** Material for this task follows **

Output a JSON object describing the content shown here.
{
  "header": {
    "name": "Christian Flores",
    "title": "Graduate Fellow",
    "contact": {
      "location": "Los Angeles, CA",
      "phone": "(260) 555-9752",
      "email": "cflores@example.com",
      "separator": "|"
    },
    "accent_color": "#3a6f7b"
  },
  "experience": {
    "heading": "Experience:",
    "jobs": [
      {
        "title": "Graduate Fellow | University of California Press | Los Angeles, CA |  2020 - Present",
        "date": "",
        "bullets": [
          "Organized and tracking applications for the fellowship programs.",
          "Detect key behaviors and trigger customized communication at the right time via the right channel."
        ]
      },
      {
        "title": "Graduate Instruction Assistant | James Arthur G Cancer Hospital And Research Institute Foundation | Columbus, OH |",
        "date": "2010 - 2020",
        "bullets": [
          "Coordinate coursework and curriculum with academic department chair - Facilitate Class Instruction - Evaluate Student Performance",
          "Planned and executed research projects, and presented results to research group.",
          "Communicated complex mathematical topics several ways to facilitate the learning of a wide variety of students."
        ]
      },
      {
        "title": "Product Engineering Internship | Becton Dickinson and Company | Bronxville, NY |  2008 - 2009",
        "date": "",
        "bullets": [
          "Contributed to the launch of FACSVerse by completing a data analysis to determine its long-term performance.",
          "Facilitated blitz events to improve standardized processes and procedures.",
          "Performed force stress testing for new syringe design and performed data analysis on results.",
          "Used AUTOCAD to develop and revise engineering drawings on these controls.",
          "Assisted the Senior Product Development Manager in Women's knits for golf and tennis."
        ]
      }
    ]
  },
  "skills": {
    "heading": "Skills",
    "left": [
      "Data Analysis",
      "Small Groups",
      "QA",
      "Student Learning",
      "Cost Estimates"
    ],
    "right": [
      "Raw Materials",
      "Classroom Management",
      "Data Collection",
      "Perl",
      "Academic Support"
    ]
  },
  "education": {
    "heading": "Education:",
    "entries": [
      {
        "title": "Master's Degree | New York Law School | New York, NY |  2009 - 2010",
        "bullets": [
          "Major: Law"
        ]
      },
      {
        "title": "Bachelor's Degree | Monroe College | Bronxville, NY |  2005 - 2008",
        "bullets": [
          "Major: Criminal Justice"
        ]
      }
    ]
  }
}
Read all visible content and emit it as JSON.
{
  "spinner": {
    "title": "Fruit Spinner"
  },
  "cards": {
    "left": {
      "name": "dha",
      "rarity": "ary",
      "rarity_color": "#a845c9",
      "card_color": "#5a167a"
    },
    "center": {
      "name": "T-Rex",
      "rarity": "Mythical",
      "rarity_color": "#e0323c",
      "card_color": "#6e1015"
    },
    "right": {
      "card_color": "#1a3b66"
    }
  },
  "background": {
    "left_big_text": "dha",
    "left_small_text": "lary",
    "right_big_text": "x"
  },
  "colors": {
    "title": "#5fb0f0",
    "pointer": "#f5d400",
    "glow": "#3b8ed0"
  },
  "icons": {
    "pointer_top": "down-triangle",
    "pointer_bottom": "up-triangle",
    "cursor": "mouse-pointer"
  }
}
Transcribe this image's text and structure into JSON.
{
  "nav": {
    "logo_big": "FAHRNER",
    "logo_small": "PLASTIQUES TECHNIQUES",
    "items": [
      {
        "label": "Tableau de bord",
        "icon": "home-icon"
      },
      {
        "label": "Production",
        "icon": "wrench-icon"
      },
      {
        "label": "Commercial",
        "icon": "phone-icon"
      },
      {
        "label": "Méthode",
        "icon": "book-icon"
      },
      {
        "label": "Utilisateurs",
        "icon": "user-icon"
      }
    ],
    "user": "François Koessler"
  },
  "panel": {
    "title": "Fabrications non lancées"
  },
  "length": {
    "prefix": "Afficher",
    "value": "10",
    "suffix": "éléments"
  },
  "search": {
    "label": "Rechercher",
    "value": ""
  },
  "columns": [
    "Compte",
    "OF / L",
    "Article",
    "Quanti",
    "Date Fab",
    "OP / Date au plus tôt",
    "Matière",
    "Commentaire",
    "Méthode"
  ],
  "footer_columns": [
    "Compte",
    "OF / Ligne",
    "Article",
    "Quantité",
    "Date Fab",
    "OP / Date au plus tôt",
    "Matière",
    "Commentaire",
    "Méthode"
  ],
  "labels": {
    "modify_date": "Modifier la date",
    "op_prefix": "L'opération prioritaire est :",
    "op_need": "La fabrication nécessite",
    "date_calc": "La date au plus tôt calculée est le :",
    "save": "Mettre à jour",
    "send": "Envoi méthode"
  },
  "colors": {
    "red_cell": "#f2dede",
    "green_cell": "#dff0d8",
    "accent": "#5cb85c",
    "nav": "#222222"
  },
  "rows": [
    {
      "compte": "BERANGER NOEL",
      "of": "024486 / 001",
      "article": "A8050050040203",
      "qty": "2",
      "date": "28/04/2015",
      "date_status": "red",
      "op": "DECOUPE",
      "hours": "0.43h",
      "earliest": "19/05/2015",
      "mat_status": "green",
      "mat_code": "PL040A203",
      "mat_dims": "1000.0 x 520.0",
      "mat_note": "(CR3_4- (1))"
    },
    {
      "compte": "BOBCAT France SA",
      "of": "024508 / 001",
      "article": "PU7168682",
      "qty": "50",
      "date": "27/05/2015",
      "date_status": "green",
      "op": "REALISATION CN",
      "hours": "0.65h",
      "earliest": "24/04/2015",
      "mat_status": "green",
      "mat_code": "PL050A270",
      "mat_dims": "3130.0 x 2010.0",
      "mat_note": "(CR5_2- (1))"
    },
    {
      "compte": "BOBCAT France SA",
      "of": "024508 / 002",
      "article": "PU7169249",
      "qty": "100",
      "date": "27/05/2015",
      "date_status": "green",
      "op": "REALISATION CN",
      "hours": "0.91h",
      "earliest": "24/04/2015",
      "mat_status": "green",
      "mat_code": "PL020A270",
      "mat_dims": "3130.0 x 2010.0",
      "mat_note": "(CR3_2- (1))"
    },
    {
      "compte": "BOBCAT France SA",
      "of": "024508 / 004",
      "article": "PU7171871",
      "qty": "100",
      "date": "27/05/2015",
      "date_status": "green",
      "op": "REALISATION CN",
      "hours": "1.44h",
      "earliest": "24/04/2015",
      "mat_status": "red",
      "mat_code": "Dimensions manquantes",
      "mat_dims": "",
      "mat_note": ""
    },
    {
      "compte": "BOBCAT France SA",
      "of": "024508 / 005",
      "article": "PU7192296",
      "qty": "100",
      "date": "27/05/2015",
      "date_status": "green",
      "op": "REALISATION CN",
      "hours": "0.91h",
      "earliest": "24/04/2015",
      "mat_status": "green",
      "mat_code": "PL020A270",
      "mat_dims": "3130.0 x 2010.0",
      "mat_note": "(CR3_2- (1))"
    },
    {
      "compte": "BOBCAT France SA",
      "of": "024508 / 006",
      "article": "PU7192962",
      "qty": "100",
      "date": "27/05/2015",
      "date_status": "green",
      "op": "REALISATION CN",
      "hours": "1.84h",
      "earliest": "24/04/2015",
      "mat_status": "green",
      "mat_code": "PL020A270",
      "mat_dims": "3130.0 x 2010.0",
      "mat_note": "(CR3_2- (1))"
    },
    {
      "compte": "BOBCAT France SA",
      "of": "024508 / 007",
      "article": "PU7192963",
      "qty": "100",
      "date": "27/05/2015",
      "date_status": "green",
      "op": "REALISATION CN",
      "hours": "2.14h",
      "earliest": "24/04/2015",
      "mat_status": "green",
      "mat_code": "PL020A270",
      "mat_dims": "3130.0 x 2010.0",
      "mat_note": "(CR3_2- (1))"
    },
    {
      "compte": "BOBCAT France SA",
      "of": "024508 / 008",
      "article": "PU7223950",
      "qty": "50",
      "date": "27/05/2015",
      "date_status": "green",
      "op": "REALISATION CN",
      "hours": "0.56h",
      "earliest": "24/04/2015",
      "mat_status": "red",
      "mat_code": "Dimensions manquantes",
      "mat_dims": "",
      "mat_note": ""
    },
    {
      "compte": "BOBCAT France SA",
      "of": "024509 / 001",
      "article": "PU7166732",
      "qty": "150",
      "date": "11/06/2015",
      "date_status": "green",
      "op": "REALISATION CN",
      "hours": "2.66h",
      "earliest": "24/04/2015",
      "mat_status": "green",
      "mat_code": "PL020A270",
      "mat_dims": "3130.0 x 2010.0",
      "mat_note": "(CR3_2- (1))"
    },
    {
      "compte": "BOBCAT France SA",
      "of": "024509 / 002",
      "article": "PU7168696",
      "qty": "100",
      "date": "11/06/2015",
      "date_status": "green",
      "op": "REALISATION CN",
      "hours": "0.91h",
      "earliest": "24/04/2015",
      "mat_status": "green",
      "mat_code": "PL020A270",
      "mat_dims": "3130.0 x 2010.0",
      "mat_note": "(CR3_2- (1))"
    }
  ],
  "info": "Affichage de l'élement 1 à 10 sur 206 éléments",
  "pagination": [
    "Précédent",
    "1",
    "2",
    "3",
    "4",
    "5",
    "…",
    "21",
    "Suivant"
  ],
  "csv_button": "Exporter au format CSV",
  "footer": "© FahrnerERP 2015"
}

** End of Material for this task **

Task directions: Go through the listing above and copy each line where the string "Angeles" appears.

Exercise answer:
      "location": "Los Angeles, CA",
        "title": "Graduate Fellow | University of California Press | Los Angeles, CA |  2020 - Present",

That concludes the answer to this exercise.